Silver bullet solutions. In marketing, we see it all the time. Agencies promising to deliver the world; thousands of followers, mind blowing ROI and knock-your-socks-off revenue outcomes. Essentially these snake oil peddlers promise the world and then deliver very little, claiming intangible outcomes such as ‘brand awareness’ for your finite marketing spend. With the massive interest in accessing the world’s largest market of 1.38 billion people in China, the snake oil peddlers are rife.
Creating a successful campaign for the China market goes beyond finding a service provider who can facilitate access into Chinese marketing channels. The challenges are significant including language, geography, technology and beyond. Many agencies offer to take care of your creative and marketing channels, however many omit the critical elements of the marketing process.
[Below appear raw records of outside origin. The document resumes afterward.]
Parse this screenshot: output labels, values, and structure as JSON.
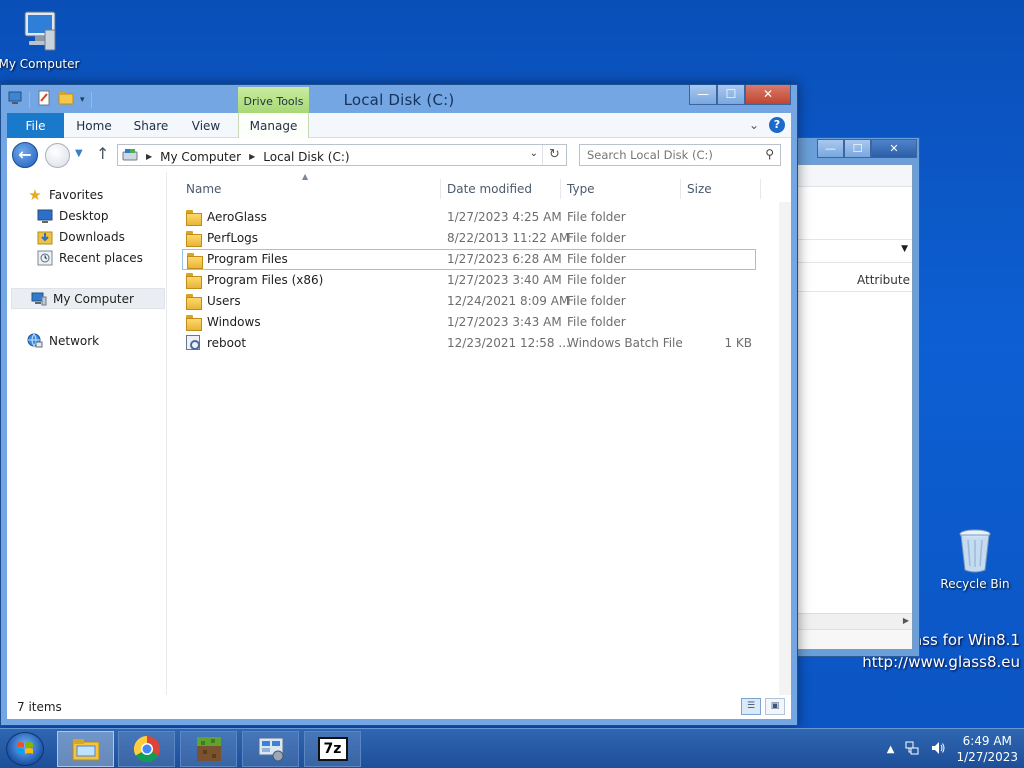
{
  "desktop": {
    "icons": [
      {
        "label": "My Computer"
      },
      {
        "label": "Recycle Bin"
      }
    ],
    "watermark": {
      "line1": "Glass for Win8.1",
      "line2": "http://www.glass8.eu"
    }
  },
  "background_window": {
    "column_header": "Attribute",
    "buttons": {
      "minimize": "—",
      "maximize": "☐",
      "close": "✕"
    }
  },
  "window": {
    "title": "Local Disk (C:)",
    "context_tab": "Drive Tools",
    "tabs": [
      "File",
      "Home",
      "Share",
      "View",
      "Manage"
    ],
    "buttons": {
      "minimize": "—",
      "maximize": "☐",
      "close": "✕"
    },
    "help": "?",
    "collapse": "⌄"
  },
  "address": {
    "crumbs": [
      "My Computer",
      "Local Disk (C:)"
    ],
    "back": "←",
    "up": "↑",
    "refresh": "↻"
  },
  "search": {
    "placeholder": "Search Local Disk (C:)"
  },
  "nav_pane": {
    "favorites_label": "Favorites",
    "favorites": [
      "Desktop",
      "Downloads",
      "Recent places"
    ],
    "computer": "My Computer",
    "network": "Network"
  },
  "columns": [
    "Name",
    "Date modified",
    "Type",
    "Size"
  ],
  "files": [
    {
      "name": "AeroGlass",
      "date": "1/27/2023 4:25 AM",
      "type": "File folder",
      "size": "",
      "kind": "folder"
    },
    {
      "name": "PerfLogs",
      "date": "8/22/2013 11:22 AM",
      "type": "File folder",
      "size": "",
      "kind": "folder"
    },
    {
      "name": "Program Files",
      "date": "1/27/2023 6:28 AM",
      "type": "File folder",
      "size": "",
      "kind": "folder",
      "focused": true
    },
    {
      "name": "Program Files (x86)",
      "date": "1/27/2023 3:40 AM",
      "type": "File folder",
      "size": "",
      "kind": "folder"
    },
    {
      "name": "Users",
      "date": "12/24/2021 8:09 AM",
      "type": "File folder",
      "size": "",
      "kind": "folder"
    },
    {
      "name": "Windows",
      "date": "1/27/2023 3:43 AM",
      "type": "File folder",
      "size": "",
      "kind": "folder"
    },
    {
      "name": "reboot",
      "date": "12/23/2021 12:58 ...",
      "type": "Windows Batch File",
      "size": "1 KB",
      "kind": "bat"
    }
  ],
  "status": {
    "item_count": "7 items"
  },
  "taskbar": {
    "items": [
      "file-explorer-icon",
      "chrome-icon",
      "minecraft-icon",
      "control-panel-icon",
      "7zip-icon"
    ],
    "sevenzip_label": "7z",
    "clock_time": "6:49 AM",
    "clock_date": "1/27/2023"
  },
  "colors": {
    "desktop_blue": "#0d5fd3",
    "file_tab": "#1979ca",
    "drive_tools": "#a6d874",
    "window_frame": "#73a6e2"
  }
}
They get so caught up drinking their own champagne they forget that marketing in China must still honour the principles of the profession; targeting, relevance, integration and trust.
The common mistakes we are seeing China Marketing include:
1. The Chinglish brief
When cross border businesses engage, you need to allow more time for documentation, clarification and specification to ensure all parties are really clear on the tasks at hand.
‘Chinglish’; a variety of English used by speakers of Chinese or in a bilingual Chinese and English context, typically incorporating some Chinese vocabulary or constructions, or English terms specific to a Chinese context
The constructs and meanings of the two languages pose significant barriers to getting it right if you rush through the briefing process. You need spell out the requirements and deliverables of the campaign, and then get a reverse brief to confirm the agency understands your needs clearly.
2. Lost in translation
Google translate might be helpful when you are travelling or need a quick answer, however, it is NOT a professional tool. It is simply not acceptable to take marketing content designed for Australian audiences and convert it to Chinese. A host in Shenyang toasted a group of foreign investors with "Up your bottoms!" instead of "Bottoms up!” after using a Google translation.
Using a bilateral translation process from English to Chinese, and then back to English again, will give you much greater clarity. It also helps English native speakers learn the constructs and nuances of the Chinese language in the context of their specific products.
The English idiom "work like a horse" means "work hard", but in China horses are rarely used as draft animals and the equivalent Chinese expression uses niú 牛 "Cattle".
3. Single use content
A good marketing agency will support their clients with a content creation strategy that leverages the same set of resources for multiple purposes and multiple geographies. This does NOT mean simply creating one asset and then translating its language and pushing it out.
A video for both use in both Australian and China can be scripted and produced so it:
The cost and effort can be reduced, and the outcomes enhanced, by holistic planning at a strategic level.
4. All dressed up and nowhere to go
Recently a client asked for a KOL (Key Opinion Leader) campaign. Upon mapping out the process we uncovered they had only a single web page with Chinese content, and no details about the purchase path to the product. This scatter gun approach results in significant wastage and fails to provide a positive customer journey that will actually result in revenue outcomes.
5. Online and offline disconnect
Brand consistency creates trust. As we do locally we need to ensure a cohesive look and feel across all the touchpoints in the customer journey. From POS materials and packaging, to WeChat and Weibo (and beyond) digital assets, you must express the same value proposition, brand attributes and aesthetics. It’s a paramount step in the process that often gets missed when multiple agencies/suppliers manage elements of the brand without holistic governance.
If you want trusted guidance on your digital marketing for China, connect with the Stone Drums Group. I assure you there is no snake oil peddling, just a legitimate commitment to delivering great outcomes through holistic and proven marketing methodologies.
Photo by Jordan Gellie on Unsplash
Vicky Mann, V|CMO Principal, is an old-school generalist Marketer with a passion for strategic frameworks, digital process automation, and data analytics to drive sales outcomes. V|CMO provides freelance marketing services to companies wanting to move forward. Whether you need to do more with less, or are busy boot-strapping your business, V|CMO can help you deliver your business objectives (without the cost of an FTE). Get in touch